Action item
Scan the entries below for the word "tubui" and copy every line where it turns up.

----

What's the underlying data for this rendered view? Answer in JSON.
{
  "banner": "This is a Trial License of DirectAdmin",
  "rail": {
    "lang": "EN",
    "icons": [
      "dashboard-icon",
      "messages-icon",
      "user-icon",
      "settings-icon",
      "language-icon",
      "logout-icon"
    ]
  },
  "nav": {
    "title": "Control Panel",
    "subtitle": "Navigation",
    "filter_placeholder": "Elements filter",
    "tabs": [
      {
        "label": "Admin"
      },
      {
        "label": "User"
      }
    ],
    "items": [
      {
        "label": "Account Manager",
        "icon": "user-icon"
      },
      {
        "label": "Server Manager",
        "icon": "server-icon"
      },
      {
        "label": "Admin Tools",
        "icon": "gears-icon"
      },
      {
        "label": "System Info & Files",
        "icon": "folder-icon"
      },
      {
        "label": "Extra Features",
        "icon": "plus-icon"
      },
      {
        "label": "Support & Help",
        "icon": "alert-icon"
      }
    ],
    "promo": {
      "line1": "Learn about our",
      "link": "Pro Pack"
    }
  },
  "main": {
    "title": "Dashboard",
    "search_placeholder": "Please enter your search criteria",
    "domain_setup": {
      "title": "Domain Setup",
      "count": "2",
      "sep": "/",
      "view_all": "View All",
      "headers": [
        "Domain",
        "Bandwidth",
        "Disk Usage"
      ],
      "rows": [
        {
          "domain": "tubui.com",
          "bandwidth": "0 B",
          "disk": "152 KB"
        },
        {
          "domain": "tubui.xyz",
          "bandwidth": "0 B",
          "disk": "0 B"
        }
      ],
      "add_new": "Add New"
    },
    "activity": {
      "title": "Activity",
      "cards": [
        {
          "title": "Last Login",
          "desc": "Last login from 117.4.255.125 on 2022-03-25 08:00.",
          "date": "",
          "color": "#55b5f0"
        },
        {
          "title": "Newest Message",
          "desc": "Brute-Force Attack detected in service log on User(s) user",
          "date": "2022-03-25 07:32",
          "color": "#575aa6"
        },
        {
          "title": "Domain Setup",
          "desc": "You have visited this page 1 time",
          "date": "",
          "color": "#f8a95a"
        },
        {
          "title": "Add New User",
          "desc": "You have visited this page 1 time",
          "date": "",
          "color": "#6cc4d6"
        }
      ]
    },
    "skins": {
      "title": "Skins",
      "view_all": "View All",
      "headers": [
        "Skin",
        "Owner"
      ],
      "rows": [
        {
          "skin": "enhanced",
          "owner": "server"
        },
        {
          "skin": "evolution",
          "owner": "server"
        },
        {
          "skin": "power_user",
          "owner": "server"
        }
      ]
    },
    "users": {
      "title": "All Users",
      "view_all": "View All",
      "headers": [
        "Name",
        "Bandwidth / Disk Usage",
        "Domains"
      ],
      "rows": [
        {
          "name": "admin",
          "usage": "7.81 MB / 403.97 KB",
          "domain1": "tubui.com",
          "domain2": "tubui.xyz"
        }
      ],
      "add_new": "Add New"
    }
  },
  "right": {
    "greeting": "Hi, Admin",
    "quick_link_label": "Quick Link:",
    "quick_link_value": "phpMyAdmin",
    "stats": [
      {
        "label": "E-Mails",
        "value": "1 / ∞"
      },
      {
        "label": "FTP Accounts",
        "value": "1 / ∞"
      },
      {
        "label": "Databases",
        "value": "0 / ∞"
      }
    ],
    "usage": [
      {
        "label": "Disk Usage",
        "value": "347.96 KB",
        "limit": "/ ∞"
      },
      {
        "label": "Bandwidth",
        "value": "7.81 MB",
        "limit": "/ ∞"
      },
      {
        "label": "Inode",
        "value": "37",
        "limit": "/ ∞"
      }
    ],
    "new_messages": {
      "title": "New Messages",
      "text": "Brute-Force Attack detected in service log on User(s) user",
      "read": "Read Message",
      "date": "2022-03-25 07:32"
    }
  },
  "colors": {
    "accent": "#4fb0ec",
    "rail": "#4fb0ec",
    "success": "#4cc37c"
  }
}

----

Exercise output
          "domain": "tubui.com",
          "domain": "tubui.xyz",
          "domain1": "tubui.com",
          "domain2": "tubui.xyz"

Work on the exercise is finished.